Why ‘Us’ Will Be Haunting Your Dreams Long After You See It

by Danielle Burgos

Warning: major spoilers for Us ahead! Jordan Peele's first feature Get Out garnered a Golden Globe Best Picture nomination... for Best Musical Or Comedy. With his new movie Us, out Mar. 22, Peele seems determined that no nominating committee will make that mistake again. Patterned after classic Hollywood horror with a thick layer of home invasion, Us will genuinely terrify you.

The film opens with a disturbing flashback hitting some major horror tropes: A young girl leaves a sensorially overwhelming boardwalk and walks into the dark. A thunderstorm breaks as she walks into a creepy mirrored funhouse challenging her to "find yourself." She does, and is traumatized to muteness by what happened in there; we don't quite know what. Flashing forward to present day, that little girl has grown up to be wife and mother Adelaide (Lupita Nyong'o), whose family is returning to the same beach for vacation.

Eerie moments accrue, including youngest son Jason (Evan Alex) encountering a man standing stiff and unresponsive on the beach, blood dripping from his hand. It all builds to the final night of their stay, when the lights cut out, revealing four silhouetted figures holding hands, standing silently outside the Wilsons' house.

Talking to Entertainment Weekly, Peele said, "For my second feature, I wanted to create a monster mythology. I wanted to do something that was more firmly in the horror genre but still held on to my love of movies that are twisted but fun.” The monsters in this case are The Tethered, doppelgängers of the Wilson family wearing red jumpsuits and bearing large, golden scissors.

When they descend on the Wilsons' house, the film veers into slasher territory. In the same EW article, Nyong'o described the attack, saying, "It turns into this relentless nightmare that taps into [Adelaide’s] deepest fears and ours as well — the idea that we might be our own worst enemies."

"Invasion movies — whether it’s a home invasion or The Birds or UFOs — pull from fear of the outsider," Peele said to The Wall Street Journal. "Right now we’re in a time where that fear is very thick in the zeitgeist: fear of North Korea making a bomb, fear of immigrants. But we’re realizing that the terror is homegrown, too... If we’re not asking how we got ourselves here, from all angles, we’re doomed to rinse and repeat."

Those squeamish about gore should know that there's definitely some scissor snipping and stabbing, but the real terror of Us comes from suspense, watching the family move around the dark, catching glimpses of the killers they're trying to escape. A card at the beginning of the film mentions miles of underground tunnels, and the plot utilizes the kinds of spaces favored by the genre: Attics, basements, claustrophobic tunnels, hallways with multiple doors each inviting possibility of attack, and abandoned areas.

Because of Adelaide's paranoia, the family at least has a fighting chance. Everyone else in the film is taken completely unaware by the fact they even have doubles, forget that the doubles are furious at their lack of autonomy and horrible "living" conditions.
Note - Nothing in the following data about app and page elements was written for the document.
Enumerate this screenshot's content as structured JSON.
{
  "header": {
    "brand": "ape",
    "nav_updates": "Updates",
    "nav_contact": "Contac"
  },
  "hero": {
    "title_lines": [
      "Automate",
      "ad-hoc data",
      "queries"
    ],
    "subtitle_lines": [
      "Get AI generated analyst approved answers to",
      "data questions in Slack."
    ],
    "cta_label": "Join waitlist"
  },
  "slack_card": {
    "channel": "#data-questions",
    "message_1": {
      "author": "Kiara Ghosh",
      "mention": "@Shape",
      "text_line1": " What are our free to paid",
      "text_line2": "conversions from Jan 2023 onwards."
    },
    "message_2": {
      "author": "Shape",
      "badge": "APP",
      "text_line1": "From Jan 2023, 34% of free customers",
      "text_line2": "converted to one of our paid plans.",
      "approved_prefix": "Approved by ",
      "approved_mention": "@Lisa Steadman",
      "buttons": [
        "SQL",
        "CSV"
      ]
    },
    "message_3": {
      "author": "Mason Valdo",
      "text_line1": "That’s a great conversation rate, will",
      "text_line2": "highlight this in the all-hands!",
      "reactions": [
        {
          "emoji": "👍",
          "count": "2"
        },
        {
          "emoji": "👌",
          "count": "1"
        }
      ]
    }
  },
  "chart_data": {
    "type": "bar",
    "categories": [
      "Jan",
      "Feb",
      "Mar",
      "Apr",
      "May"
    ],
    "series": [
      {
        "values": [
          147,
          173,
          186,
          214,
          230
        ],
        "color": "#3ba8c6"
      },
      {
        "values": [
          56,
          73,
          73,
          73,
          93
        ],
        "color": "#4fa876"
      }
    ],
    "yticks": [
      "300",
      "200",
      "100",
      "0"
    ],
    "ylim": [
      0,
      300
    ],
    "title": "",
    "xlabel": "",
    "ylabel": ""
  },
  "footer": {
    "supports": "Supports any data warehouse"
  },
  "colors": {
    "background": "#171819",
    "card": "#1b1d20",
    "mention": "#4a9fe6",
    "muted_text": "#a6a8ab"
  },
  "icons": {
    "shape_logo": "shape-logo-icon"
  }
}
The utter ignorance of an entire class of people in a desperate situation isn't likely to terrify anyone sitting in the audience, despite the fact it's happening right now, all around us. But perhaps Adelaide's reaction to her double will make some viewers uneasy.

Adelaide sees Red even wanting what most of us would consider a normal life as an intense threat; that it's something Red's trying to "take away" from her. Those in power perceiving any attempt at rebalancing power as a threat isn't new; it's the backbone of colonial rule. And anyone familiar with the history of colonial rule shouldn't be surprised that Red's ultimate move is a violent uprising.

In an interview with Kinowetter, Peele explained, "I think the greatest monster this world has ever seen is the monster that happens when human beings get together. We are capable of extreme good, but we are also capable of extreme atrocity when we combine ourselves. And part of that is because by connecting we allow each other to get away with things, to not face the consequences." The Tethered are that accountability, a substrata of the world bearing the burden of our choices without access to any joys of life.

The film's bloodiness is tame compared to most slashers. Corpses and rabbits litter the film towards the end, and there are even more rabbits right at the beginning, so if you have leporiphobia, heads up. Most of the movie's frights are mere tension in the moment, but the uneasiness of what Peele's implying will linger long after you leave.